“There is a significant difference between submission and resignation.”
I don’t remember the full details of the context, but I will never forget the phrase uttered our dear friend and mentor, Judge Bill McCurine. I believe we were having a college gathering in their home, a chance for brand new believers in the beginning of their spiritual journeys to learn from two seasoned veterans of the faith. I believe someone asked about trusting God with singleness. To be honest, I am thankful I don’t remember the immediate context, because the phrase has led to rich application in nearly every arena of my life.
The Difference Defined
According to the Oxford Dictionary, resignation means, “the acceptance of something undesirable but inevitable.” In fact, the usage example says “i.e. a shrug of resignation.”
I, along with the rest of the Chick-fil-A loving hordes, sigh in resignation every Sunday when we, like clockwork, have a craving for a sandwich and waffle fries, only to remember it is closed on Sunday.
On the surface, resignation bends the will, changes the schedule, and faces the reality of something unwanted; however, under the surface, at the soul and heart level, it can leave an insidious residue of bitterness, distrust, and frustration. Much like the teenage, “Fine” that is accompanied by huffing, puffing, and foot-stomping, resignation bows but does not fully trust.
Submission, on the other hand, is something altogether different. While they may appear almost identical initially, the degrees of separation between resignation and submission become more evident over time.
Biblical submission is much different than the world’s version which seems often to include force and demonstrations of raw authority and power. The Greek word, hupotasso, translated submit, is a compounding of two words, one meaning “under” and the other meaning “arrangement.” Thus, a biblical definition of submission is to place yourself under God’s arrangement of things, to submit under the Lord’s plan in trusting obedience.

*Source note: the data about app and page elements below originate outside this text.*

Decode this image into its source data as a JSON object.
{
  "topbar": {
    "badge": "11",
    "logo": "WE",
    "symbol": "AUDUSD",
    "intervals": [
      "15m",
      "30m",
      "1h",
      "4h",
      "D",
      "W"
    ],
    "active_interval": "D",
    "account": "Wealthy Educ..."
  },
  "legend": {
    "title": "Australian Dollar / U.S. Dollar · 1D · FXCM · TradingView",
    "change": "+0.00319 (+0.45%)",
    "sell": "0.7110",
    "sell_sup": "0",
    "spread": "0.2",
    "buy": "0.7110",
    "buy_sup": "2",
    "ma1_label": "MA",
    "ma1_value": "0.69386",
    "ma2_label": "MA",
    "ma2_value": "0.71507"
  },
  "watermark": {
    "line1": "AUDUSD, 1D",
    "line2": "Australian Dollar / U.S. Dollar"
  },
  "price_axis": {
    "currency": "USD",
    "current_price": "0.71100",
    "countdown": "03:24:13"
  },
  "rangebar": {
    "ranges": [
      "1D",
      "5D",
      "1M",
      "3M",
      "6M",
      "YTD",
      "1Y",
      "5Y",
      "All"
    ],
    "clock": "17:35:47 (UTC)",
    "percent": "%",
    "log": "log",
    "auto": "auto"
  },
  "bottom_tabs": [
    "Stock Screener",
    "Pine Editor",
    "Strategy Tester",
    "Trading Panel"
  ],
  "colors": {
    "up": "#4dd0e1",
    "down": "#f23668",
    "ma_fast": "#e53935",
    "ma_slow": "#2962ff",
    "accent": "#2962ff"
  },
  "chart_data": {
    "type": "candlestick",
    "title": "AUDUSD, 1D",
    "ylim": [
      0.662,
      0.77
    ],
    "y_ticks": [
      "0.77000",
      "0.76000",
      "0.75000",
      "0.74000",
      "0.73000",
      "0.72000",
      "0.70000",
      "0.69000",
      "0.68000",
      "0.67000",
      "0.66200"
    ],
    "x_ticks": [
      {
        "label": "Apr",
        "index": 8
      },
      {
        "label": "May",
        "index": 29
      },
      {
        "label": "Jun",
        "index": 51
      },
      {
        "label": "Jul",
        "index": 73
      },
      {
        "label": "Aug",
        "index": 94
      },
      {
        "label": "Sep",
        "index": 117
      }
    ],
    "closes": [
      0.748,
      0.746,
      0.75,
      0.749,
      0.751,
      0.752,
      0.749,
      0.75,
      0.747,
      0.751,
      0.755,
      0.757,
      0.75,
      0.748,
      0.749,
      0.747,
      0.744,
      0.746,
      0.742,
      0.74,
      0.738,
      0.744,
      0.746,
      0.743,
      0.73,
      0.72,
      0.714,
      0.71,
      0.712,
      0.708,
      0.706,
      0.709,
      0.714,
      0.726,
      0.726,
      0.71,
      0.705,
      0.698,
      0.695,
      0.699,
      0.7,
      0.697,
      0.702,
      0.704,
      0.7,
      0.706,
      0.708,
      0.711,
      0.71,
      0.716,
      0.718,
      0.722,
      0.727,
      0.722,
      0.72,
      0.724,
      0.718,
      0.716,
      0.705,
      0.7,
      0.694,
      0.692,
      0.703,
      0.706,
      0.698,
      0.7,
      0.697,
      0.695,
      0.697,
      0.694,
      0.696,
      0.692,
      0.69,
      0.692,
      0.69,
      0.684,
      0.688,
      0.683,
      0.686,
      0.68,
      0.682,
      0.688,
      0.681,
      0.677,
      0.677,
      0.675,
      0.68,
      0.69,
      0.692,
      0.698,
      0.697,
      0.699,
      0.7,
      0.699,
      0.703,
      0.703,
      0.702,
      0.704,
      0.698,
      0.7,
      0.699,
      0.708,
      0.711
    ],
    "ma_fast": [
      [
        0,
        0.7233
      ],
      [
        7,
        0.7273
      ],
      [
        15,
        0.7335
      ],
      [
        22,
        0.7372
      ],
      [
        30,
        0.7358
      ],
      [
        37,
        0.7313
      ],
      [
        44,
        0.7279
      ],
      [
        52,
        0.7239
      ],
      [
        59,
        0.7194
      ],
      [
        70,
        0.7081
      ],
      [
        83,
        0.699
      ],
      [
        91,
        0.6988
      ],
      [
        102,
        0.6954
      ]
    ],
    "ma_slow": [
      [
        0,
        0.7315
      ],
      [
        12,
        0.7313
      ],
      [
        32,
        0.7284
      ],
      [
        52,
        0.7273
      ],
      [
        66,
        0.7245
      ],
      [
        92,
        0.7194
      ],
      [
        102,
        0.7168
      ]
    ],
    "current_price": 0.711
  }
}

While its outward bowing and releasing of control mirror resignation, its internal source is quite different. Rather than sighing out of inability to change something, it sighs and submits in a trusting way, believing that the heart of God knows and does better than we could ever know or do.
The Difference Experienced
If I am being honest, I my soul has been swinging back and forth between resignation and submission these past few weeks since COVID-19 settled in to stay. If you know me, you know that my Sabbath time on Sundays is my lifeline. Since my oldest was a few weeks old, I have been escaping away to a coffee shop for vital connection with God through His word and prayer and wrestling. As silly as it may seem, the getting away feels like going to a secret place to be alone with the Lord, not as a mother or a women’s ministry director or a wife, just as his desperate daughter.
Another example of my routine being off. I resigned to Sabbath by walking our neighborhood, but I was not happy about it, as evidenced by my pace and posture. A fuming little teapot speed-walking through the neighborhood was I. It was not just the monkey wrench in my treasured Sabbath rhythm, it was all of it. Disinfecting groceries, Zoom phone calls instead of face-to-face gatherings, tight spaces and tighter wallets.
But in that walk, the Lord reminded me that this is not what trusting submission looks like. He began to undo my grumpy heart and remind me of the absolutely proven nature of his love.
The too-much-ness out there,
Draws out ineptness in here.
What busyness used to filter,
Now gathers in latent fear.
Your love blocked all my exits,
Enticing my going soul to stay.
Fleeting flings aren’t enough:
You would have me all the day.
It’s scary to sit so still, so long,
Without demand or distraction.
You want uninsulated intimacy,
The whole of me, not a fraction.
Your blocking love can be trusted,
When the checking seems unchecked,
For You died to unblock life eternal,
Giving abundance for my neglect.
Though chosen, I feel choice-less,
Yet an important choice remains;
Resign in apathy or submit in love.
Your submission my choice trains.
So, stay I must but also shall,
Living within lines You’ve drawn.
Come again You can and will.
Your word is sure as the dawn.
May we learn to submit this season to a trustworthy Father rather than resign in avowed apathy. This too shall pass.
Blessed be the Lord, for he has wondrously shown his steadfast love to me when I was in a besieged city. Psalm 31: 21.